Available records:
************

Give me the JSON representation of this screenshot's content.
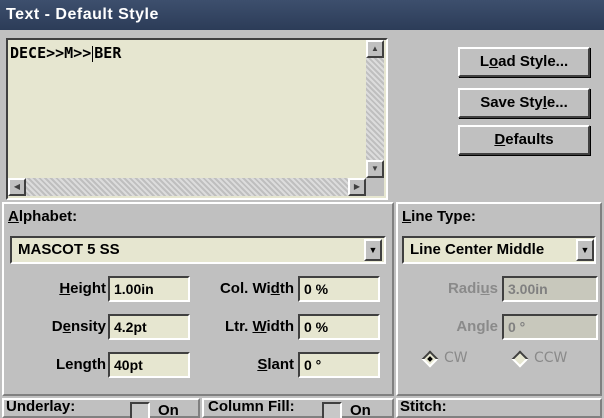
{
  "window": {
    "title": "Text - Default Style"
  },
  "editor": {
    "text_before_caret": "DECE>>M>>",
    "text_after_caret": "BER"
  },
  "buttons": {
    "load_style": {
      "pre": "L",
      "ul": "o",
      "post": "ad Style..."
    },
    "save_style": {
      "pre": "Save Sty",
      "ul": "l",
      "post": "e..."
    },
    "defaults": {
      "pre": "",
      "ul": "D",
      "post": "efaults"
    }
  },
  "alphabet": {
    "label_ul": "A",
    "label_rest": "lphabet:",
    "font": "MASCOT 5 SS",
    "height": {
      "label_ul": "H",
      "label_rest": "eight",
      "value": "1.00in"
    },
    "density": {
      "label_pre": "D",
      "label_ul": "e",
      "label_rest": "nsity",
      "value": "4.2pt"
    },
    "length": {
      "label": "Length",
      "value": "40pt"
    },
    "col_width": {
      "label_pre": "Col. Wi",
      "label_ul": "d",
      "label_rest": "th",
      "value": "0 %"
    },
    "ltr_width": {
      "label_pre": "Ltr. ",
      "label_ul": "W",
      "label_rest": "idth",
      "value": "0 %"
    },
    "slant": {
      "label_ul": "S",
      "label_rest": "lant",
      "value": "0 °"
    }
  },
  "line_type": {
    "label_ul": "L",
    "label_rest": "ine Type:",
    "value": "Line Center Middle",
    "radius": {
      "label_pre": "Radi",
      "label_ul": "u",
      "label_rest": "s",
      "value": "3.00in"
    },
    "angle": {
      "label_pre": "An",
      "label_ul": "g",
      "label_rest": "le",
      "value": "0 °"
    },
    "cw": "CW",
    "ccw": "CCW"
  },
  "bottom": {
    "underlay": "Underlay:",
    "underlay_on": "On",
    "column_fill": "Column Fill:",
    "column_fill_on": "On",
    "stitch": "Stitch:"
  },
  "colors": {
    "title_bg": "#2c3c58",
    "field_bg": "#e6e6d0",
    "face": "#c0c0c0"
  }
}
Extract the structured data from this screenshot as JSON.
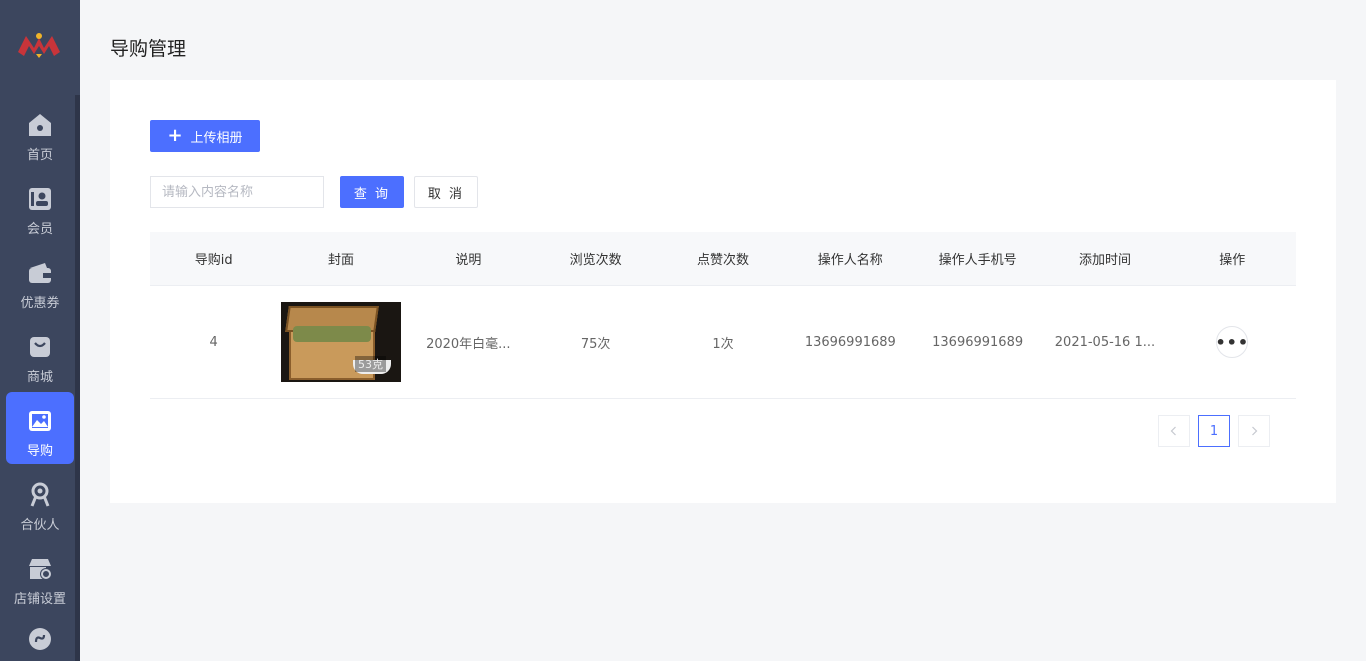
{
  "colors": {
    "sidebar": "#3c465e",
    "accent": "#4c6fff",
    "background": "#f5f6f8"
  },
  "sidebar": {
    "logo": "brand-logo",
    "items": [
      {
        "label": "首页",
        "icon": "home-icon",
        "active": false
      },
      {
        "label": "会员",
        "icon": "member-card-icon",
        "active": false
      },
      {
        "label": "优惠券",
        "icon": "wallet-icon",
        "active": false
      },
      {
        "label": "商城",
        "icon": "shopping-bag-icon",
        "active": false
      },
      {
        "label": "导购",
        "icon": "image-gallery-icon",
        "active": true
      },
      {
        "label": "合伙人",
        "icon": "partner-icon",
        "active": false
      },
      {
        "label": "店铺设置",
        "icon": "store-settings-icon",
        "active": false
      },
      {
        "label": "",
        "icon": "mini-program-icon",
        "active": false
      }
    ]
  },
  "page": {
    "title": "导购管理"
  },
  "toolbar": {
    "upload_label": "上传相册",
    "upload_icon": "plus-icon"
  },
  "search": {
    "placeholder": "请输入内容名称",
    "value": "",
    "query_label": "查 询",
    "cancel_label": "取 消"
  },
  "table": {
    "columns": [
      "导购id",
      "封面",
      "说明",
      "浏览次数",
      "点赞次数",
      "操作人名称",
      "操作人手机号",
      "添加时间",
      "操作"
    ],
    "rows": [
      {
        "id": "4",
        "cover": {
          "tag": "53克"
        },
        "description": "2020年白毫...",
        "views": "75次",
        "likes": "1次",
        "operator_name": "13696991689",
        "operator_phone": "13696991689",
        "added_time": "2021-05-16 1...",
        "action_icon": "more-icon",
        "action_label": "•••"
      }
    ]
  },
  "pagination": {
    "current": "1",
    "prev_icon": "chevron-left-icon",
    "next_icon": "chevron-right-icon"
  }
}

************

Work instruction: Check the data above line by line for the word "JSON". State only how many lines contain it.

Solution to this task: 2